We are currently in the middle of age related macular degeneration (AMD) and low vision awareness month.

Age related macular degeneration (AMD) is a foremost cause of loss of vision in individuals over 65. AMD is characterized by a deterioration of the macula in the eye which functions to allow sharp central vision.

What are the Indications of Age Related Macular Degeneration?

The first warning signs of AMD include blurred eyesight and blind spots in the center of vision. Since the symptoms typically come on slowly and painlessly, symptoms may not be observed until more severe vision loss is apparent. For this reason every individual over 65 years of age should be sure to have a routine eye exam at least annually.

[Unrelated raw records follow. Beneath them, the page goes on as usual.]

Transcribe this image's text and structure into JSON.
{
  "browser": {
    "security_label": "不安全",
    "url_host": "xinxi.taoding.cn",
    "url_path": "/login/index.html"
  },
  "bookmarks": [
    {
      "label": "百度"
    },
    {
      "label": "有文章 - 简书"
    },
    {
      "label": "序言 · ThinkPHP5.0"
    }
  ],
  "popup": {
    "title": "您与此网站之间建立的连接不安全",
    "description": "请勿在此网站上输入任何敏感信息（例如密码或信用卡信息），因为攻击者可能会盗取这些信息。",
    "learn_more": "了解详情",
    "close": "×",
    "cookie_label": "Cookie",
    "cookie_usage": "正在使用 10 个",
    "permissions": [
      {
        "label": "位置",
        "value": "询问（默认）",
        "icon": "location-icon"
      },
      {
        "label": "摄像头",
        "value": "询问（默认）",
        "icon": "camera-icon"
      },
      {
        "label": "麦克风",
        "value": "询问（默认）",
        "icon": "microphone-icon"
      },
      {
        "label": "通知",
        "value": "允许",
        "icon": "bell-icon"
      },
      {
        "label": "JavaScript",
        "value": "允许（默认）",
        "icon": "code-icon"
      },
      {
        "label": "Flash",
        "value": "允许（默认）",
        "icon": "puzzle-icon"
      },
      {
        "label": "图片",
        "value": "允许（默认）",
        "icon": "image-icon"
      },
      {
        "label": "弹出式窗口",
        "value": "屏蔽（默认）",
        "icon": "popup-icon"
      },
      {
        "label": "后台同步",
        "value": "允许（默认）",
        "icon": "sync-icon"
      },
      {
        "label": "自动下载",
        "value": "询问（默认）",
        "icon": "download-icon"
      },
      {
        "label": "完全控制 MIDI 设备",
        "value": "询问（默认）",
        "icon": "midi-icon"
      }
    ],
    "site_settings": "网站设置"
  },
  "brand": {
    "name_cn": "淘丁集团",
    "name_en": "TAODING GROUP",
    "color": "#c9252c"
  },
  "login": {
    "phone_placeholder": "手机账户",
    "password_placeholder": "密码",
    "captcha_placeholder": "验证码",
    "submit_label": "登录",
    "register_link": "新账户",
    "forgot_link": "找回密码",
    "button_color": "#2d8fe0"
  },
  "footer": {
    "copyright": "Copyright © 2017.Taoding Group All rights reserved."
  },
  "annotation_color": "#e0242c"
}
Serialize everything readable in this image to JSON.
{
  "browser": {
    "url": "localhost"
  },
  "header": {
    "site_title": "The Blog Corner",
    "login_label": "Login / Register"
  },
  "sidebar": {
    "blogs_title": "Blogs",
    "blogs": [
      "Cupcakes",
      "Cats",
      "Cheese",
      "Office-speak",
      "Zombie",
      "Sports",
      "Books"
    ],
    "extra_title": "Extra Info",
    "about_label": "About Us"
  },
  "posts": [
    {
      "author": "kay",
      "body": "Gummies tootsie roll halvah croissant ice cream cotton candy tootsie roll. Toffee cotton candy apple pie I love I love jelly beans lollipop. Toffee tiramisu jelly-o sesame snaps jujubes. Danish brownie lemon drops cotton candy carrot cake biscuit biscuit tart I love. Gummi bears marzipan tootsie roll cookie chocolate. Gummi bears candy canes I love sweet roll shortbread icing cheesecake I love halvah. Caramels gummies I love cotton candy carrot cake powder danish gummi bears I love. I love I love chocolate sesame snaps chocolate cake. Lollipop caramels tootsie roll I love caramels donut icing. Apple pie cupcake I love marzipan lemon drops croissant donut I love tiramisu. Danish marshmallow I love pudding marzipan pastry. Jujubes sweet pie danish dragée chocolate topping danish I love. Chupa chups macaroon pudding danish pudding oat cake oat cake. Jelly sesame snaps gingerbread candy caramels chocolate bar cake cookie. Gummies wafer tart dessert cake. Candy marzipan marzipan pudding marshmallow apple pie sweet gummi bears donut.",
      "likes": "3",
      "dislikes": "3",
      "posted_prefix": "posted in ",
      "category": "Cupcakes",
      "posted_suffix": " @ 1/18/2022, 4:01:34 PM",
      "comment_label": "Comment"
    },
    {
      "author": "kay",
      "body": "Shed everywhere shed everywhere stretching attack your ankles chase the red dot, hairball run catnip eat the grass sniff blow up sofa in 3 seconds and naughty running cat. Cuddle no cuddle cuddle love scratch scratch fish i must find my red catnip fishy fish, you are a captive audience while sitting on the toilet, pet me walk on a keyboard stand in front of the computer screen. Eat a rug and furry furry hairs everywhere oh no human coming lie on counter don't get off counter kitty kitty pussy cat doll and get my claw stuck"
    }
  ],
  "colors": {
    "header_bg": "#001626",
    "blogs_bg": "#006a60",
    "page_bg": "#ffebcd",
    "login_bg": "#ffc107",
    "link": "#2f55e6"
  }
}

What are the Risk Factors for Age Related Macular Degeneration?

There are a few risk factors of developing AMD including being Caucasian, being over the age of 65, being a cigarette smoker, obesity, high blood pressure and family history. For those that are categorized as being at greater risk, yearly eye examinations are essential. Discussing proper nutritional changes with your optometrist is also advised.

Varieties of AMD

AMD is divided into two categories, wet or dry. Dry AMD is found more often and is thought to be a result of advanced age and macular tissue thinning or pigment deposits in the macula. The wet form, also called neovascular age related macular degeneration, is caused from the growth of new blood vessels beneath the retina which leak blood and fluid, causing the cells to die and creating blind spots. Usually the wet form leads to more serious vision loss.

Is There Treatment for AMD?

Although there isn’t a cure for AMD, there are treatments that can delay the progression. Depending on whether one has dry or wet macular degeneration the course of treatment may involve vitamin supplements, laser surgery or medical injections. In all cases, early diagnosis greatly enhances the chances of successful treatment. Speak to your optometrist also about devices to help you deal with any vision loss that has already occurred. Such loss of sight that cannot be improved by the usual measures such as eyeglasses, contacts or surgery is known as low vision. There are a growing number of low vision devices on the market today to make everyday activities easier.

It's possible to protect your eyesight by being aware of the risks and symptoms of macular degeneration. Don't delay in scheduling your yearly eye exam, particularly if you are over 65.